commendation of Col. Bergmaan's
management of the penitentiary. He
says the Indian convict is in excellent
health, due, be thinks, to his working
daily in the open air and to Ins whole
some food, and that Col. Bergmann
pronounces him one of the best be
haved men in the prison. Nez Kayhey
gave Mr. Wallace a beautiful hair
bridle and quirt, his own handiwork,
as a token of his gratitude.
Speaking generally of the Navajoes,
Mr- Wallace says that the tribe Butter
ed much on account of the failure of
their crops last year, but adds that,
owing to the abundant rains, they will
have plenty this year. He nays that
the goverment is doing a good work in
expending $60,000 taking out ditches
for (he Navajoes, and is confident that
better times are in store tor tneni.
Mr. Wallace left with his wards for
Farmington this morning. They
assured him that they had a good time,
but wanted to go home.
I have frequent applications for property of different descriptions and all
property listed with me will receive careful attention.
If you want any information regarding land and water in 3an Juan
county, drop me & line and I will promptly respond.
Homer Hays,
Farmington, N. M.
The Cheapes
acc in lown
Groceries Sold
Cioser than
Anywhere in
trie County.
of All Kinds
Taken Here
J. l Lam
N. Mex.
Addition to
West cf Presbyterian Church.
LOTS, 50X200 FEET,
Under Farmington Ditch. Water Right
Sold with Lots. Easy Terms to Good
Purchasers. Consult
T. J. Arrington
Lawn social, Saturday, Sept. 7, '95
There will bo a lawn social at the resi
donee of J D. Rumhurg of Flora Vista
for the Dnrnose of railing money to
complete the church at Flora Vista,
Come everybody and lend a helping
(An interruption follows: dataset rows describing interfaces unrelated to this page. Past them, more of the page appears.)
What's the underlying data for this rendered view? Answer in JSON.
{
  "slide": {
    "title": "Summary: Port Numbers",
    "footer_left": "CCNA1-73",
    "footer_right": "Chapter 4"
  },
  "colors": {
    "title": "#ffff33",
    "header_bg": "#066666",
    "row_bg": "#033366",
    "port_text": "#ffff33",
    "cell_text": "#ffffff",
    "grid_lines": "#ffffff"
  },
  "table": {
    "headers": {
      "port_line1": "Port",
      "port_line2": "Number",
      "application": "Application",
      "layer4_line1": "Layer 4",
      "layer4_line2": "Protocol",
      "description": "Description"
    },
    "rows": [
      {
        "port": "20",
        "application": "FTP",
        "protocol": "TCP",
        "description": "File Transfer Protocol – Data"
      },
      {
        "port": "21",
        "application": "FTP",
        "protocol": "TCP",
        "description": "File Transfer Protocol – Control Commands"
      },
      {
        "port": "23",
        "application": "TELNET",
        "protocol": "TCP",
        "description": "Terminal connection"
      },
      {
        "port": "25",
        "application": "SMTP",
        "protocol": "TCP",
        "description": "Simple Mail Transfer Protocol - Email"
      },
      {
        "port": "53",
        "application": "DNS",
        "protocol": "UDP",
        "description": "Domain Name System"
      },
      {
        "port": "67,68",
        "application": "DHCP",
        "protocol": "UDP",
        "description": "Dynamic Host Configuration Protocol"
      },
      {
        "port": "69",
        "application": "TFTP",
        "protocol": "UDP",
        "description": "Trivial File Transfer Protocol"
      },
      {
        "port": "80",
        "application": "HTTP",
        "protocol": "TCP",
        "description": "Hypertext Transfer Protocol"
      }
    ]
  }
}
hand. Ice cream, lemonade and mel
ons, during the af:ernoon and even
ing of Saturday, Sept. 7.
Reduced Kates on Horse Shoeing.
Plates, $1.25 cash: .credit or trade
$1.50. Light team, $2.50 cash; credit
or trade $3. No. 4, $? .50 cab; credit
or trade 81.75. Nos. 6, f, or 7. $1.75;
credit or trade f2. Cow pony 1; cred
it or trade $1.25. Special shoeing,
special prices. NbWton & Graf,
Farmington, N. M, Blacksmiths.
Baled hay at Allen's livery barn.
Cherry Creek
Bowman & Carson, Prop'rs
Shingles, Box Material and Lath
Mills ate lonated at Thompson's Park,
Postofflce address. DLX, COLO.
18 nailes trcm Dale's Ranch

xml | txt